#### Data for this task
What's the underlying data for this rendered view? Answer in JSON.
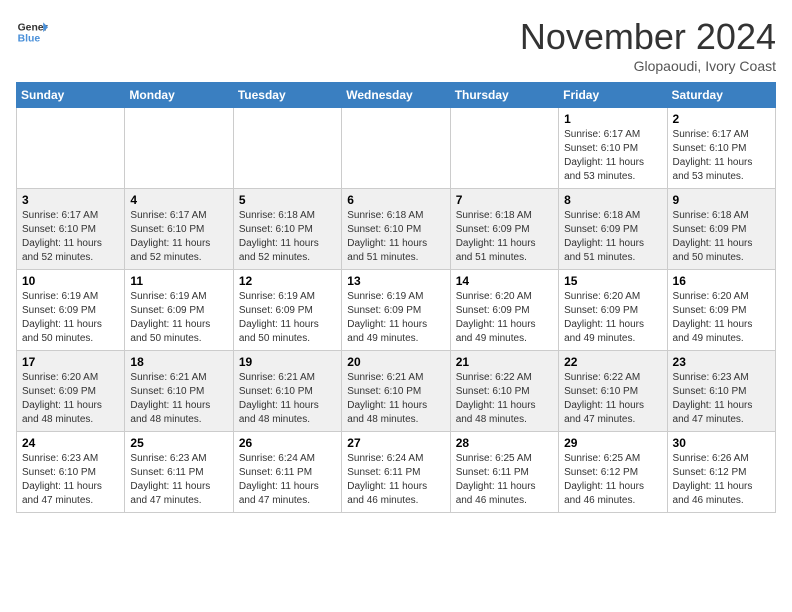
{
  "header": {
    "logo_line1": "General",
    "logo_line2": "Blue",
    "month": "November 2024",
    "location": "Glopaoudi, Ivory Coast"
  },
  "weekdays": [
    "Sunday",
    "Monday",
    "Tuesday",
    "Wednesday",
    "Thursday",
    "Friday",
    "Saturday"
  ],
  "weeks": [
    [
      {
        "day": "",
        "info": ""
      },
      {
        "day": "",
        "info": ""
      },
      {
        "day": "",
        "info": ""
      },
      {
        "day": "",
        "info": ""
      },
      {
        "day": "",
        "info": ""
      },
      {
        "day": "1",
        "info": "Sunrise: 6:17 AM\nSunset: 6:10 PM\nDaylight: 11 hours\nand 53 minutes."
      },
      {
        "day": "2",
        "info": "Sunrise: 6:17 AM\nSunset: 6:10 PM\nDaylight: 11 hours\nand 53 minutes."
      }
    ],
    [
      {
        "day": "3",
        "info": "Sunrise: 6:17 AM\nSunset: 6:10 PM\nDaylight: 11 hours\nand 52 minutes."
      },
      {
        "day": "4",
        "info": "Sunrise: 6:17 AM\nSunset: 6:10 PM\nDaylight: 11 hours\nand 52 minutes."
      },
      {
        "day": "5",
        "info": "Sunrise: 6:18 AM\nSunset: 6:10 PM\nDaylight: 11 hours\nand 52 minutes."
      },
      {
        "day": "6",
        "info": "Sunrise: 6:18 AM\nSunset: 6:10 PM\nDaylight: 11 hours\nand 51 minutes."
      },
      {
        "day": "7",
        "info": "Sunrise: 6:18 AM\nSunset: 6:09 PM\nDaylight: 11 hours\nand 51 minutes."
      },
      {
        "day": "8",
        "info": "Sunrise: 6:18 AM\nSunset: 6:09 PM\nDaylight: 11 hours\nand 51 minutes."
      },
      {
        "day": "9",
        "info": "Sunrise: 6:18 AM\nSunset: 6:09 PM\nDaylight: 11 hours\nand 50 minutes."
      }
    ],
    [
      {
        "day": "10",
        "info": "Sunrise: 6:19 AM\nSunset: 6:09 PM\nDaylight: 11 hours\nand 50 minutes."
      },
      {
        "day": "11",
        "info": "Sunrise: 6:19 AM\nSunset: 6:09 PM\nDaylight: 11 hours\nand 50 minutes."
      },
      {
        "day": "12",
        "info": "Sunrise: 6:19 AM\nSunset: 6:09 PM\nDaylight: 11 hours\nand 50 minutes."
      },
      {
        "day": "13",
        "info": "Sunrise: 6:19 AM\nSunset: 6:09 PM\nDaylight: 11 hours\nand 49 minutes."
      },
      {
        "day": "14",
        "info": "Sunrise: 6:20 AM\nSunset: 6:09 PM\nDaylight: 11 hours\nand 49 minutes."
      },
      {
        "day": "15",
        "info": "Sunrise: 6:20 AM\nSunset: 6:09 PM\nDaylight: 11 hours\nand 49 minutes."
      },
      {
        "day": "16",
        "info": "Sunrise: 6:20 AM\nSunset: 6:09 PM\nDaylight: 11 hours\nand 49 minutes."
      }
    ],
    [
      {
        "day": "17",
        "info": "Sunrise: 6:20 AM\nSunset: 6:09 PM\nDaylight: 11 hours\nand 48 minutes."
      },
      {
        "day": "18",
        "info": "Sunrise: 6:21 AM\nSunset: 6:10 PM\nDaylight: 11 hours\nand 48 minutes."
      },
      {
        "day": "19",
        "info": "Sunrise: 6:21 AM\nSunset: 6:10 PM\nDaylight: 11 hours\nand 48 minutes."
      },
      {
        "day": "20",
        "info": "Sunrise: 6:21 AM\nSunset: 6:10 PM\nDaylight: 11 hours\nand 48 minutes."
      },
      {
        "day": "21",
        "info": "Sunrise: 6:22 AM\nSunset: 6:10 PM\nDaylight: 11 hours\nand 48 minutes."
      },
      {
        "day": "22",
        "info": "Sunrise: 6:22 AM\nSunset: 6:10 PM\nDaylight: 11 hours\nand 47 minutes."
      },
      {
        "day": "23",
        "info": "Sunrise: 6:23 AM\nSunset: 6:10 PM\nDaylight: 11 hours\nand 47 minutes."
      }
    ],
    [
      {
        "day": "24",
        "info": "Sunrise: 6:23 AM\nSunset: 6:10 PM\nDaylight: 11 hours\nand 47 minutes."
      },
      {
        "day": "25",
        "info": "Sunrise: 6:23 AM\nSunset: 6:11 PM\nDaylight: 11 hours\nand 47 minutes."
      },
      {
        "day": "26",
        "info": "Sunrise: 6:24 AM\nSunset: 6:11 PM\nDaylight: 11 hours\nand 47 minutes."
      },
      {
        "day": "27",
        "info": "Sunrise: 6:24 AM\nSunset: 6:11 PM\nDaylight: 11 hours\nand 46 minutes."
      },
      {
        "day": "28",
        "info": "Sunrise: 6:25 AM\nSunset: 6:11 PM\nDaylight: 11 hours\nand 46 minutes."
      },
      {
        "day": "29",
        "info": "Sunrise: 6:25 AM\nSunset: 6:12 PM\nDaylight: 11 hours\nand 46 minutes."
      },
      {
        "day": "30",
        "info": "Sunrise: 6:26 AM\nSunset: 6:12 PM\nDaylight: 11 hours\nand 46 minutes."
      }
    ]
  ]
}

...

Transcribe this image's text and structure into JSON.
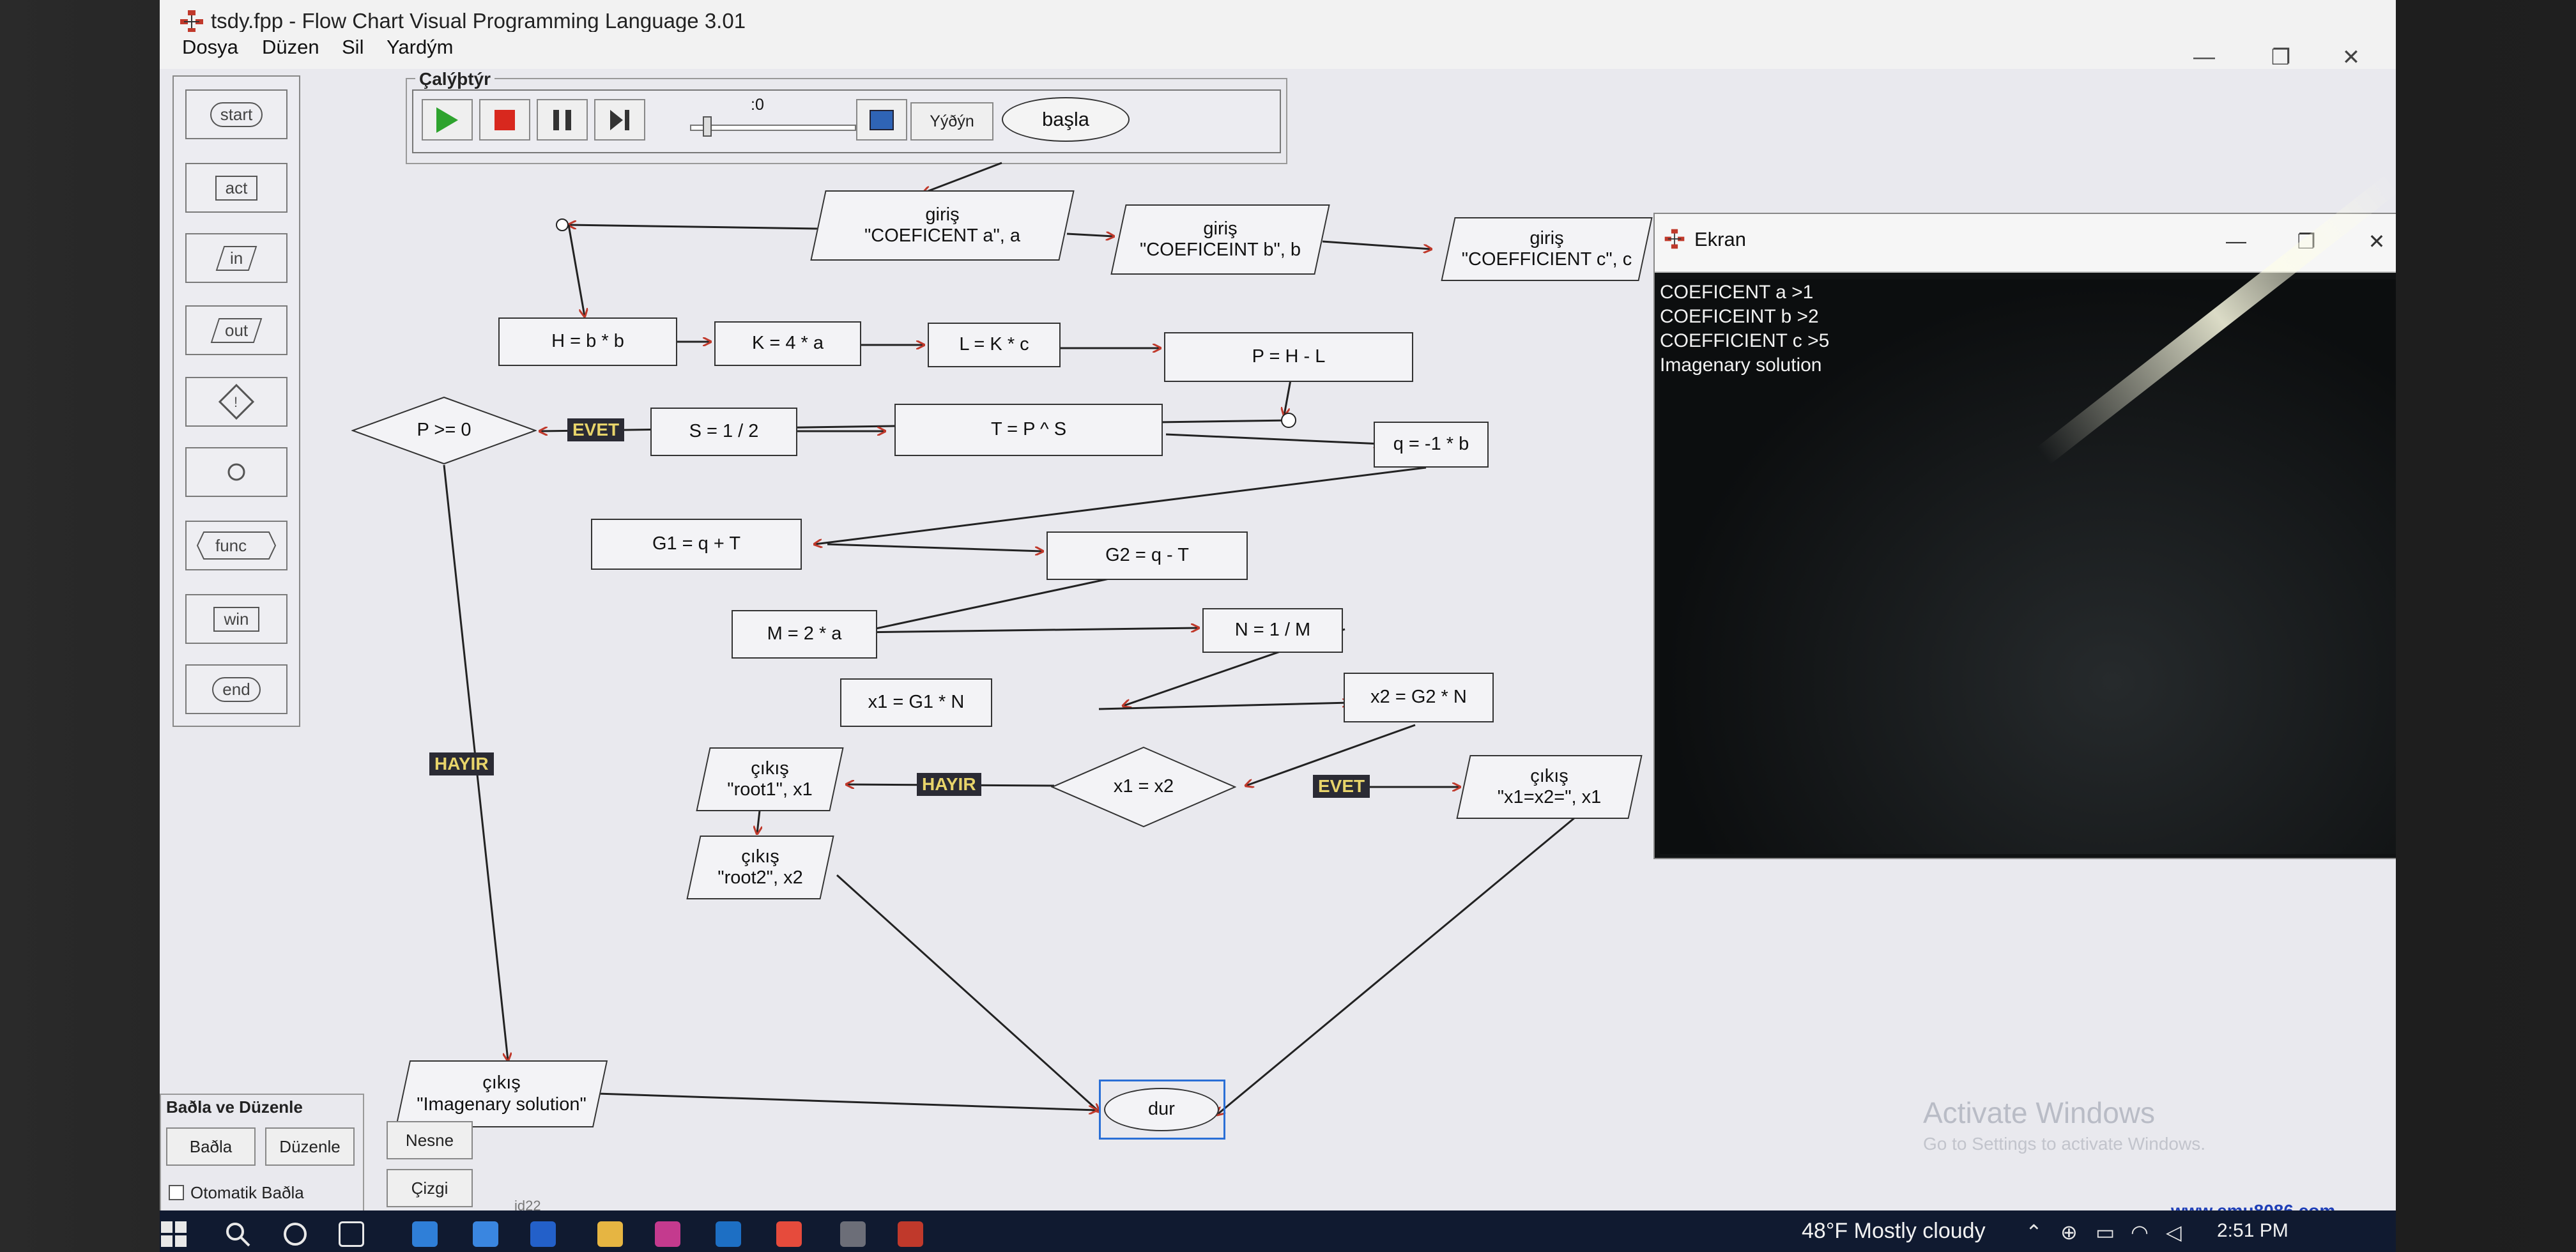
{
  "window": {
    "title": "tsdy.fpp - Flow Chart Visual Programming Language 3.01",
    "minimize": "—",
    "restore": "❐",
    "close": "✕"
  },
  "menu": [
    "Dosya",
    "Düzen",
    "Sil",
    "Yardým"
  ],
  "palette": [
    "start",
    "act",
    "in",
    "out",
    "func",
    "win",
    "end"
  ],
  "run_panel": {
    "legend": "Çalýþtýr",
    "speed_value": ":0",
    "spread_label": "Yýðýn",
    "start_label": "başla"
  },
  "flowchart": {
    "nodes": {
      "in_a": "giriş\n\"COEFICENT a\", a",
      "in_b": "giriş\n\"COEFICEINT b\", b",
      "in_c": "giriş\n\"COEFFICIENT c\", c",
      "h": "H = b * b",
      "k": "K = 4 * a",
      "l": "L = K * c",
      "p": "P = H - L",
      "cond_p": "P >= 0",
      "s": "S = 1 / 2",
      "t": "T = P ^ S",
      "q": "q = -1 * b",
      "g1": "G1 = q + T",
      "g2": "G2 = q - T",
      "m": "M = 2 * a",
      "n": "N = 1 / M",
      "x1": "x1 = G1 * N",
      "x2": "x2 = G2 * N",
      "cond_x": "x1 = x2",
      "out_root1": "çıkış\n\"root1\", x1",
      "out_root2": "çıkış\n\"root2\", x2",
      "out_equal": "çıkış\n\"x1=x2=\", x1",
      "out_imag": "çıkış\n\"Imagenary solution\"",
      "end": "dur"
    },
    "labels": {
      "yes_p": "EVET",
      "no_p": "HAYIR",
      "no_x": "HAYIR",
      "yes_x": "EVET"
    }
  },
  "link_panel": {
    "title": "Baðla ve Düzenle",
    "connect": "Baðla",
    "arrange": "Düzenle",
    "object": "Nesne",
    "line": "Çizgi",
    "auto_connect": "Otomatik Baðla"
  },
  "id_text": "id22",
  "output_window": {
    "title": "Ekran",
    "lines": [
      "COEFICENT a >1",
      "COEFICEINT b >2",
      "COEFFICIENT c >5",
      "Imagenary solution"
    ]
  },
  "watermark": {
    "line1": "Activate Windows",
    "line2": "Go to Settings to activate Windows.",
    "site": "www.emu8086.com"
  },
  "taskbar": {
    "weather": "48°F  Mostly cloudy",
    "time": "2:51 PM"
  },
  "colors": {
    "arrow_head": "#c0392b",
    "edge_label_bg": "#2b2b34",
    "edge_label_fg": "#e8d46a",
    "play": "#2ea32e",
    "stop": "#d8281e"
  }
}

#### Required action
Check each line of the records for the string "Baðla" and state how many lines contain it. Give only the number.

#### Task response
3